### Exercise instructions
Without including any pictures, write out the listing below exactly.

### Study material
______________________________

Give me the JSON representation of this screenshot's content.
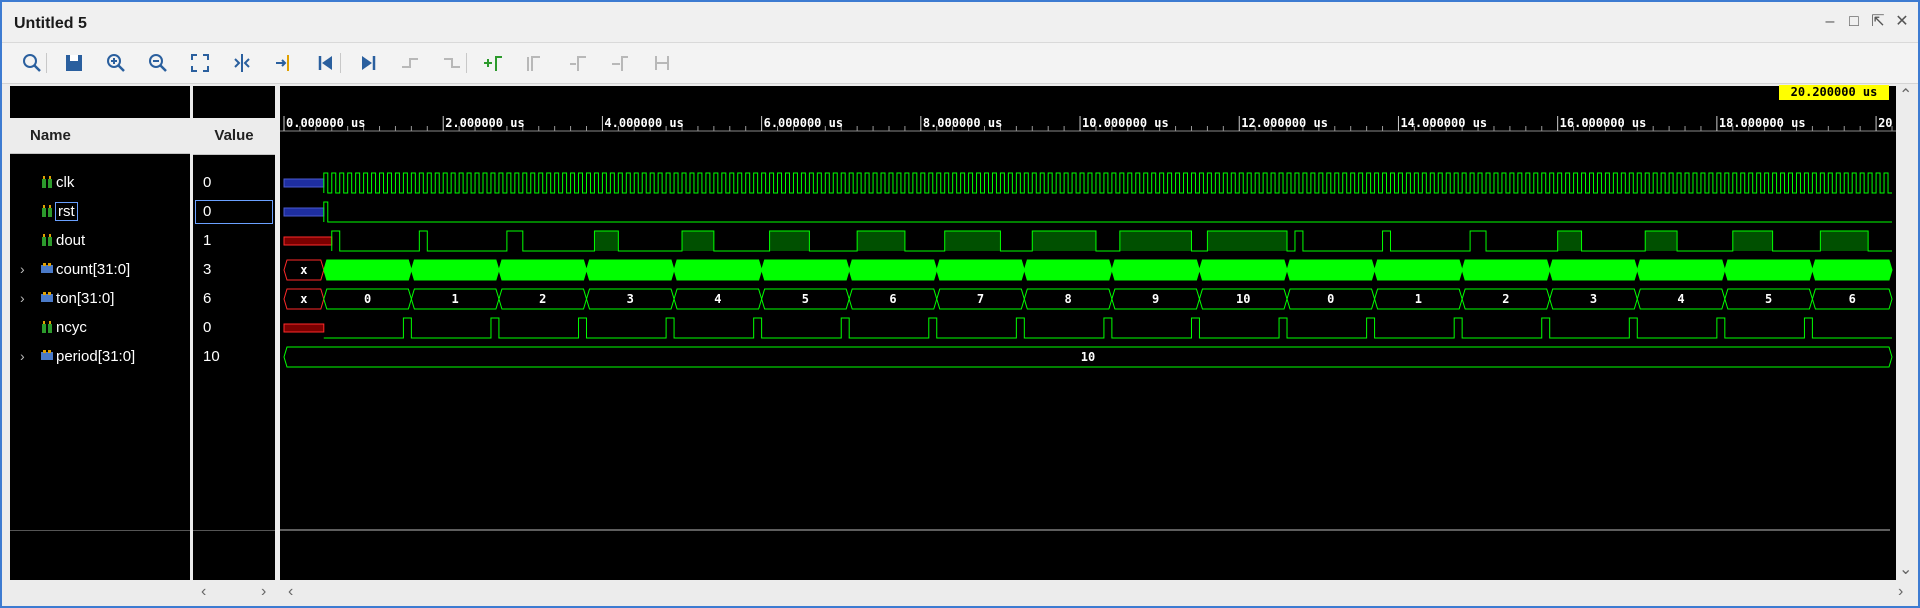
{
  "window": {
    "title": "Untitled 5",
    "controls": [
      "minimize",
      "maximize",
      "restore",
      "close"
    ]
  },
  "toolbar": {
    "buttons": [
      {
        "name": "search-icon",
        "enabled": true
      },
      {
        "name": "save-icon",
        "enabled": true
      },
      {
        "name": "zoom-in-icon",
        "enabled": true
      },
      {
        "name": "zoom-out-icon",
        "enabled": true
      },
      {
        "name": "zoom-fit-icon",
        "enabled": true
      },
      {
        "name": "cursor-to-zoom-icon",
        "enabled": true
      },
      {
        "name": "go-to-cursor-icon",
        "enabled": true
      },
      {
        "name": "go-to-time-zero-icon",
        "enabled": true
      },
      {
        "name": "go-to-last-time-icon",
        "enabled": true
      },
      {
        "name": "previous-transition-icon",
        "enabled": false
      },
      {
        "name": "next-transition-icon",
        "enabled": false
      },
      {
        "name": "add-marker-icon",
        "enabled": true
      },
      {
        "name": "previous-marker-icon",
        "enabled": false
      },
      {
        "name": "next-marker-icon",
        "enabled": false
      },
      {
        "name": "swap-cursors-icon",
        "enabled": false
      },
      {
        "name": "fix-cursor-icon",
        "enabled": false
      }
    ],
    "settings_icon": "gear-icon"
  },
  "columns": {
    "name": "Name",
    "value": "Value"
  },
  "signals": [
    {
      "name": "clk",
      "value": "0",
      "kind": "bit",
      "expandable": false
    },
    {
      "name": "rst",
      "value": "0",
      "kind": "bit",
      "expandable": false,
      "selected": true
    },
    {
      "name": "dout",
      "value": "1",
      "kind": "bit",
      "expandable": false
    },
    {
      "name": "count[31:0]",
      "value": "3",
      "kind": "bus",
      "expandable": true
    },
    {
      "name": "ton[31:0]",
      "value": "6",
      "kind": "bus",
      "expandable": true
    },
    {
      "name": "ncyc",
      "value": "0",
      "kind": "bit",
      "expandable": false
    },
    {
      "name": "period[31:0]",
      "value": "10",
      "kind": "bus",
      "expandable": true
    }
  ],
  "timeline": {
    "ticks": [
      "0.000000 us",
      "2.000000 us",
      "4.000000 us",
      "6.000000 us",
      "8.000000 us",
      "10.000000 us",
      "12.000000 us",
      "14.000000 us",
      "16.000000 us",
      "18.000000 us",
      "20"
    ],
    "cursor_label": "20.200000 us",
    "end_us": 20.2,
    "tick_step_us": 2
  },
  "waves": {
    "ton_values": [
      "x",
      "0",
      "1",
      "2",
      "3",
      "4",
      "5",
      "6",
      "7",
      "8",
      "9",
      "10",
      "0",
      "1",
      "2",
      "3",
      "4",
      "5",
      "6"
    ],
    "count_values": [
      "x"
    ],
    "period_values": [
      "10"
    ]
  },
  "colors": {
    "wave": "#00ff00",
    "wave_dark_fill": "#005000",
    "undefined": "#ff2a2a",
    "highz": "#1e2ea0",
    "cursor": "#ffff00",
    "background": "#000000"
  }
}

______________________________

### Reply
Give me the JSON representation of this screenshot's content.
{
  "window": {
    "title": "Untitled 5",
    "controls": [
      "minimize",
      "maximize",
      "restore",
      "close"
    ]
  },
  "toolbar": {
    "buttons": [
      {
        "name": "search-icon",
        "enabled": true
      },
      {
        "name": "save-icon",
        "enabled": true
      },
      {
        "name": "zoom-in-icon",
        "enabled": true
      },
      {
        "name": "zoom-out-icon",
        "enabled": true
      },
      {
        "name": "zoom-fit-icon",
        "enabled": true
      },
      {
        "name": "cursor-to-zoom-icon",
        "enabled": true
      },
      {
        "name": "go-to-cursor-icon",
        "enabled": true
      },
      {
        "name": "go-to-time-zero-icon",
        "enabled": true
      },
      {
        "name": "go-to-last-time-icon",
        "enabled": true
      },
      {
        "name": "previous-transition-icon",
        "enabled": false
      },
      {
        "name": "next-transition-icon",
        "enabled": false
      },
      {
        "name": "add-marker-icon",
        "enabled": true
      },
      {
        "name": "previous-marker-icon",
        "enabled": false
      },
      {
        "name": "next-marker-icon",
        "enabled": false
      },
      {
        "name": "swap-cursors-icon",
        "enabled": false
      },
      {
        "name": "fix-cursor-icon",
        "enabled": false
      }
    ],
    "settings_icon": "gear-icon"
  },
  "columns": {
    "name": "Name",
    "value": "Value"
  },
  "signals": [
    {
      "name": "clk",
      "value": "0",
      "kind": "bit",
      "expandable": false
    },
    {
      "name": "rst",
      "value": "0",
      "kind": "bit",
      "expandable": false,
      "selected": true
    },
    {
      "name": "dout",
      "value": "1",
      "kind": "bit",
      "expandable": false
    },
    {
      "name": "count[31:0]",
      "value": "3",
      "kind": "bus",
      "expandable": true
    },
    {
      "name": "ton[31:0]",
      "value": "6",
      "kind": "bus",
      "expandable": true
    },
    {
      "name": "ncyc",
      "value": "0",
      "kind": "bit",
      "expandable": false
    },
    {
      "name": "period[31:0]",
      "value": "10",
      "kind": "bus",
      "expandable": true
    }
  ],
  "timeline": {
    "ticks": [
      "0.000000 us",
      "2.000000 us",
      "4.000000 us",
      "6.000000 us",
      "8.000000 us",
      "10.000000 us",
      "12.000000 us",
      "14.000000 us",
      "16.000000 us",
      "18.000000 us",
      "20"
    ],
    "cursor_label": "20.200000 us",
    "end_us": 20.2,
    "tick_step_us": 2
  },
  "waves": {
    "ton_values": [
      "x",
      "0",
      "1",
      "2",
      "3",
      "4",
      "5",
      "6",
      "7",
      "8",
      "9",
      "10",
      "0",
      "1",
      "2",
      "3",
      "4",
      "5",
      "6"
    ],
    "count_values": [
      "x"
    ],
    "period_values": [
      "10"
    ]
  },
  "colors": {
    "wave": "#00ff00",
    "wave_dark_fill": "#005000",
    "undefined": "#ff2a2a",
    "highz": "#1e2ea0",
    "cursor": "#ffff00",
    "background": "#000000"
  }
}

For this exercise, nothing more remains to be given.